Your objective: Output each record below exactly. No images go in the copy.

Records for the exercise:
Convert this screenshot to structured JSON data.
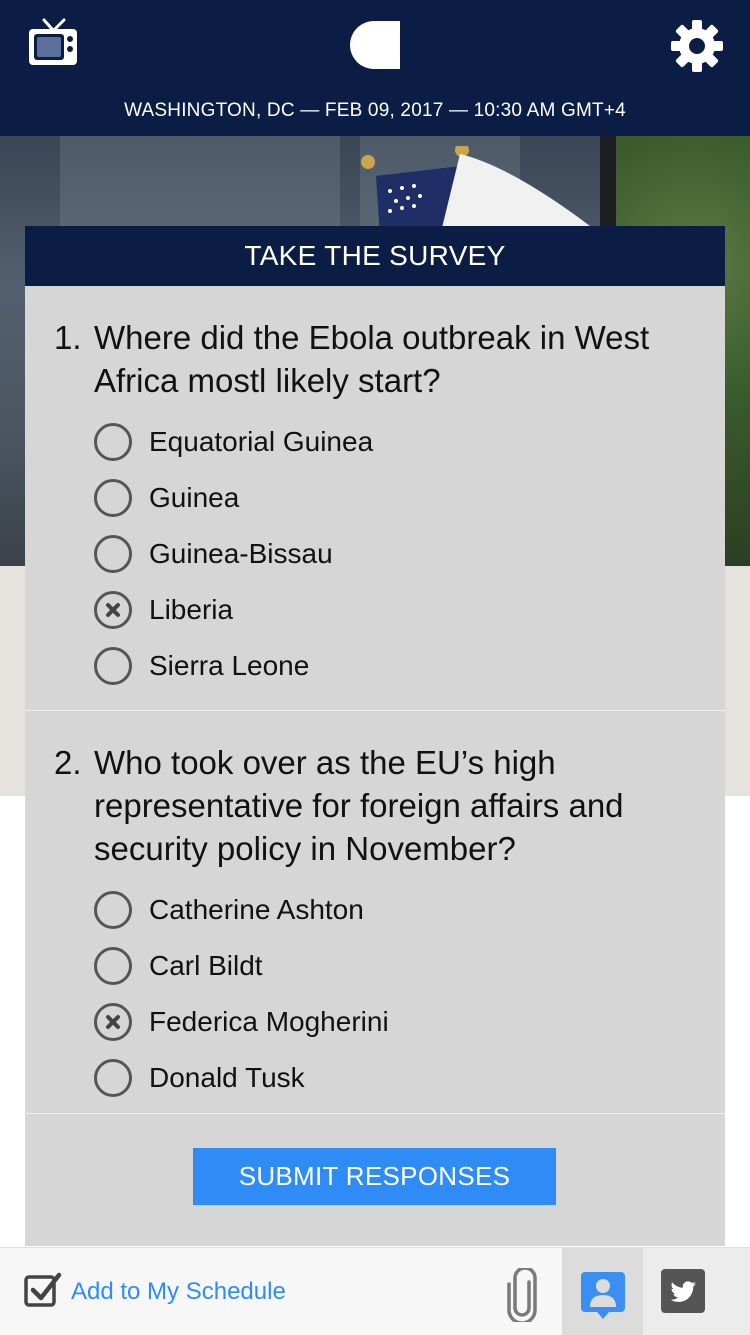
{
  "header": {
    "dateline": "WASHINGTON, DC — FEB 09, 2017 — 10:30 AM GMT+4",
    "icons": [
      "tv-icon",
      "logo-icon",
      "gear-icon"
    ]
  },
  "survey": {
    "title": "TAKE THE SURVEY",
    "questions": [
      {
        "number": "1.",
        "text": "Where did the Ebola outbreak in West Africa mostl likely start?",
        "options": [
          {
            "label": "Equatorial Guinea",
            "selected": false
          },
          {
            "label": "Guinea",
            "selected": false
          },
          {
            "label": "Guinea-Bissau",
            "selected": false
          },
          {
            "label": "Liberia",
            "selected": true
          },
          {
            "label": "Sierra Leone",
            "selected": false
          }
        ]
      },
      {
        "number": "2.",
        "text": "Who took over as the EU’s high representative for foreign affairs and security policy in November?",
        "options": [
          {
            "label": "Catherine Ashton",
            "selected": false
          },
          {
            "label": "Carl Bildt",
            "selected": false
          },
          {
            "label": "Federica Mogherini",
            "selected": true
          },
          {
            "label": "Donald Tusk",
            "selected": false
          }
        ]
      }
    ],
    "submit_label": "SUBMIT RESPONSES"
  },
  "bottom_bar": {
    "schedule_label": "Add to My Schedule",
    "icons": [
      "checkbox-icon",
      "paperclip-icon",
      "person-icon",
      "twitter-icon"
    ]
  },
  "colors": {
    "navy": "#0c1d45",
    "accent_blue": "#2f8cf6",
    "card_gray": "#d6d6d6"
  }
}
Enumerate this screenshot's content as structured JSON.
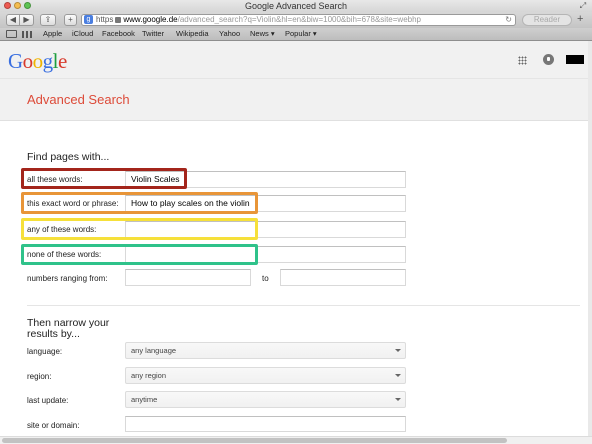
{
  "window": {
    "title": "Google Advanced Search"
  },
  "toolbar": {
    "back_glyph": "◀",
    "forward_glyph": "▶",
    "share_glyph": "⇪",
    "newtab_glyph": "+",
    "url_badge": "g",
    "url_scheme": "https",
    "url_host": "www.google.de",
    "url_rest": "/advanced_search?q=Violin&hl=en&biw=1000&bih=678&site=webhp",
    "reload_glyph": "↻",
    "reader_label": "Reader",
    "add_glyph": "+"
  },
  "bookmarks": [
    "Apple",
    "iCloud",
    "Facebook",
    "Twitter",
    "Wikipedia",
    "Yahoo",
    "News ▾",
    "Popular ▾"
  ],
  "google": {
    "logo": [
      {
        "ch": "G",
        "color": "#3a6fe0"
      },
      {
        "ch": "o",
        "color": "#d8392b"
      },
      {
        "ch": "o",
        "color": "#f0b400"
      },
      {
        "ch": "g",
        "color": "#3a6fe0"
      },
      {
        "ch": "l",
        "color": "#1e9e3f"
      },
      {
        "ch": "e",
        "color": "#d8392b"
      }
    ],
    "page_title": "Advanced Search",
    "section1": "Find pages with...",
    "rows": {
      "all_label": "all these words:",
      "all_value": "Violin Scales",
      "exact_label": "this exact word or phrase:",
      "exact_value": "How to play scales on the violin",
      "any_label": "any of these words:",
      "any_value": "",
      "none_label": "none of these words:",
      "none_value": "",
      "numbers_label": "numbers ranging from:",
      "to_label": "to"
    },
    "section2_line1": "Then narrow your",
    "section2_line2": "results by...",
    "narrow": {
      "language_label": "language:",
      "language_value": "any language",
      "region_label": "region:",
      "region_value": "any region",
      "update_label": "last update:",
      "update_value": "anytime",
      "site_label": "site or domain:"
    }
  },
  "highlight_colors": {
    "red": "#a3251b",
    "orange": "#e89538",
    "yellow": "#f6e03a",
    "green": "#2fc28a"
  }
}
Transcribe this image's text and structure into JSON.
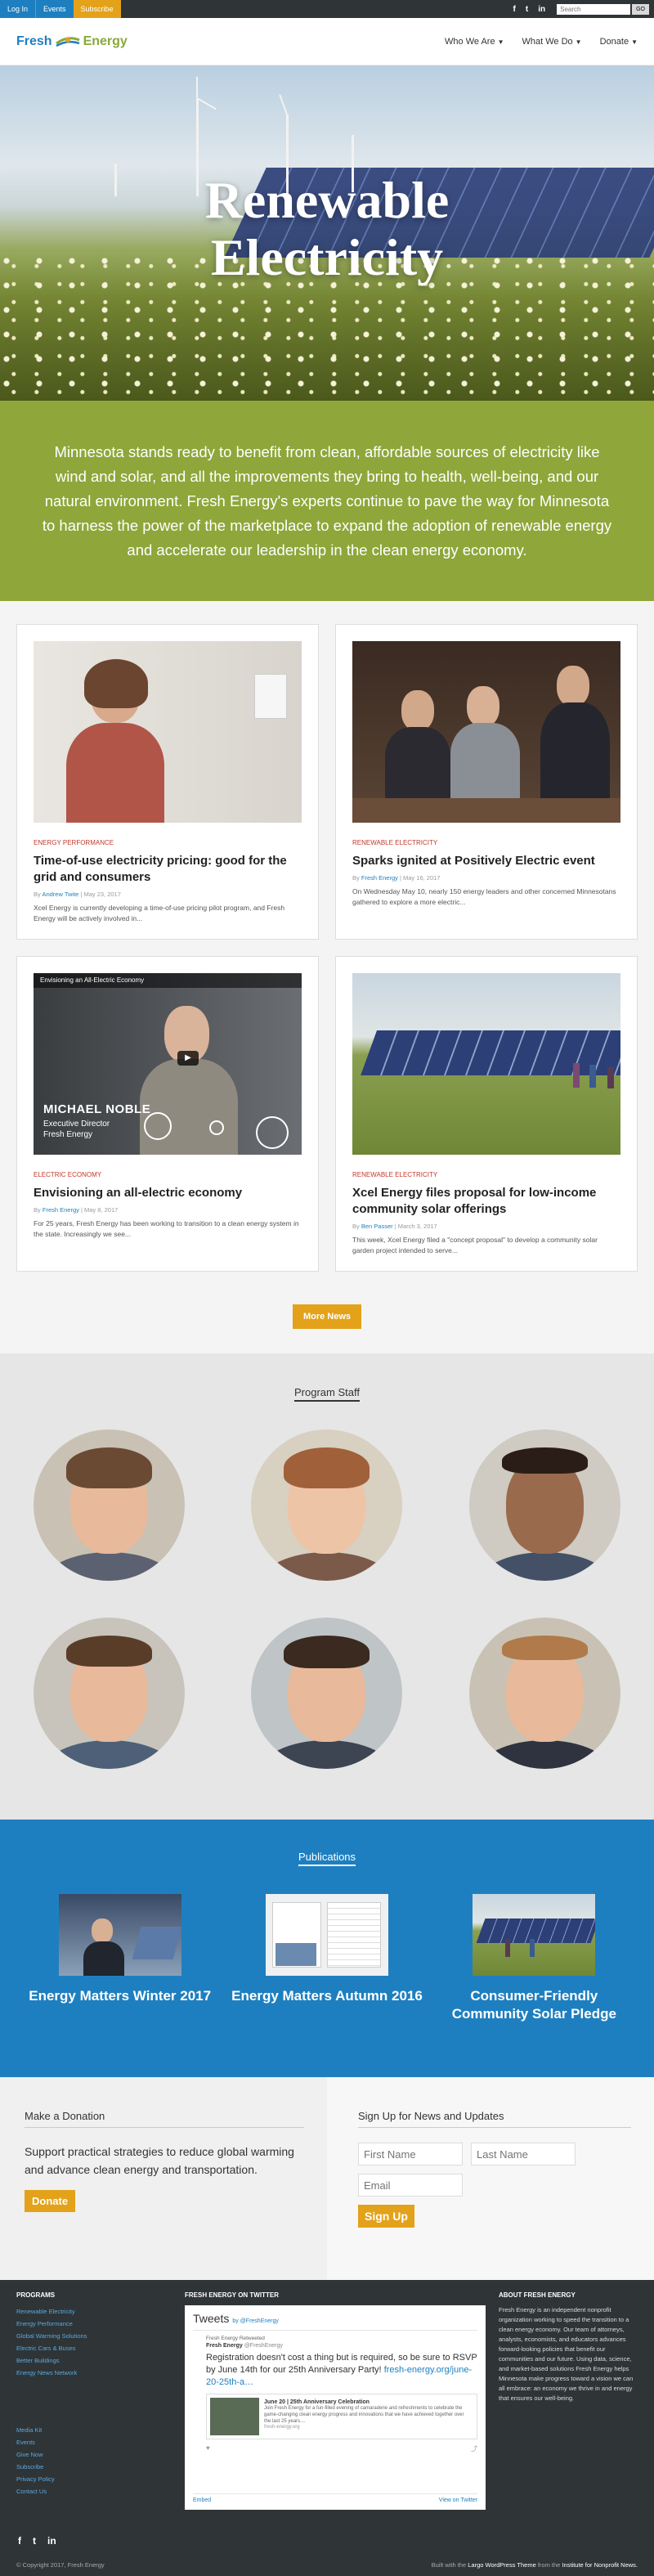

Answer space:
Convert this screenshot to structured JSON data.
{
  "header": {
    "dateline": "WASHINGTON, DC — FEB 09, 2017 — 10:30 AM GMT+4",
    "icons": [
      "tv-icon",
      "logo-icon",
      "gear-icon"
    ]
  },
  "survey": {
    "title": "TAKE THE SURVEY",
    "questions": [
      {
        "number": "1.",
        "text": "Where did the Ebola outbreak in West Africa mostl likely start?",
        "options": [
          {
            "label": "Equatorial Guinea",
            "selected": false
          },
          {
            "label": "Guinea",
            "selected": false
          },
          {
            "label": "Guinea-Bissau",
            "selected": false
          },
          {
            "label": "Liberia",
            "selected": true
          },
          {
            "label": "Sierra Leone",
            "selected": false
          }
        ]
      },
      {
        "number": "2.",
        "text": "Who took over as the EU’s high representative for foreign affairs and security policy in November?",
        "options": [
          {
            "label": "Catherine Ashton",
            "selected": false
          },
          {
            "label": "Carl Bildt",
            "selected": false
          },
          {
            "label": "Federica Mogherini",
            "selected": true
          },
          {
            "label": "Donald Tusk",
            "selected": false
          }
        ]
      }
    ],
    "submit_label": "SUBMIT RESPONSES"
  },
  "bottom_bar": {
    "schedule_label": "Add to My Schedule",
    "icons": [
      "checkbox-icon",
      "paperclip-icon",
      "person-icon",
      "twitter-icon"
    ]
  },
  "colors": {
    "navy": "#0c1d45",
    "accent_blue": "#2f8cf6",
    "card_gray": "#d6d6d6"
  }
}
Enumerate this screenshot's content as structured JSON.
{
  "window": {
    "title": "Google Advanced Search"
  },
  "toolbar": {
    "back_glyph": "◀",
    "forward_glyph": "▶",
    "share_glyph": "⇪",
    "newtab_glyph": "+",
    "url_badge": "g",
    "url_scheme": "https",
    "url_host": "www.google.de",
    "url_rest": "/advanced_search?q=Violin&hl=en&biw=1000&bih=678&site=webhp",
    "reload_glyph": "↻",
    "reader_label": "Reader",
    "add_glyph": "+"
  },
  "bookmarks": [
    "Apple",
    "iCloud",
    "Facebook",
    "Twitter",
    "Wikipedia",
    "Yahoo",
    "News ▾",
    "Popular ▾"
  ],
  "google": {
    "logo": [
      {
        "ch": "G",
        "color": "#3a6fe0"
      },
      {
        "ch": "o",
        "color": "#d8392b"
      },
      {
        "ch": "o",
        "color": "#f0b400"
      },
      {
        "ch": "g",
        "color": "#3a6fe0"
      },
      {
        "ch": "l",
        "color": "#1e9e3f"
      },
      {
        "ch": "e",
        "color": "#d8392b"
      }
    ],
    "page_title": "Advanced Search",
    "section1": "Find pages with...",
    "rows": {
      "all_label": "all these words:",
      "all_value": "Violin Scales",
      "exact_label": "this exact word or phrase:",
      "exact_value": "How to play scales on the violin",
      "any_label": "any of these words:",
      "any_value": "",
      "none_label": "none of these words:",
      "none_value": "",
      "numbers_label": "numbers ranging from:",
      "to_label": "to"
    },
    "section2_line1": "Then narrow your",
    "section2_line2": "results by...",
    "narrow": {
      "language_label": "language:",
      "language_value": "any language",
      "region_label": "region:",
      "region_value": "any region",
      "update_label": "last update:",
      "update_value": "anytime",
      "site_label": "site or domain:"
    }
  },
  "highlight_colors": {
    "red": "#a3251b",
    "orange": "#e89538",
    "yellow": "#f6e03a",
    "green": "#2fc28a"
  }
}
Transcribe this image's text and structure into JSON.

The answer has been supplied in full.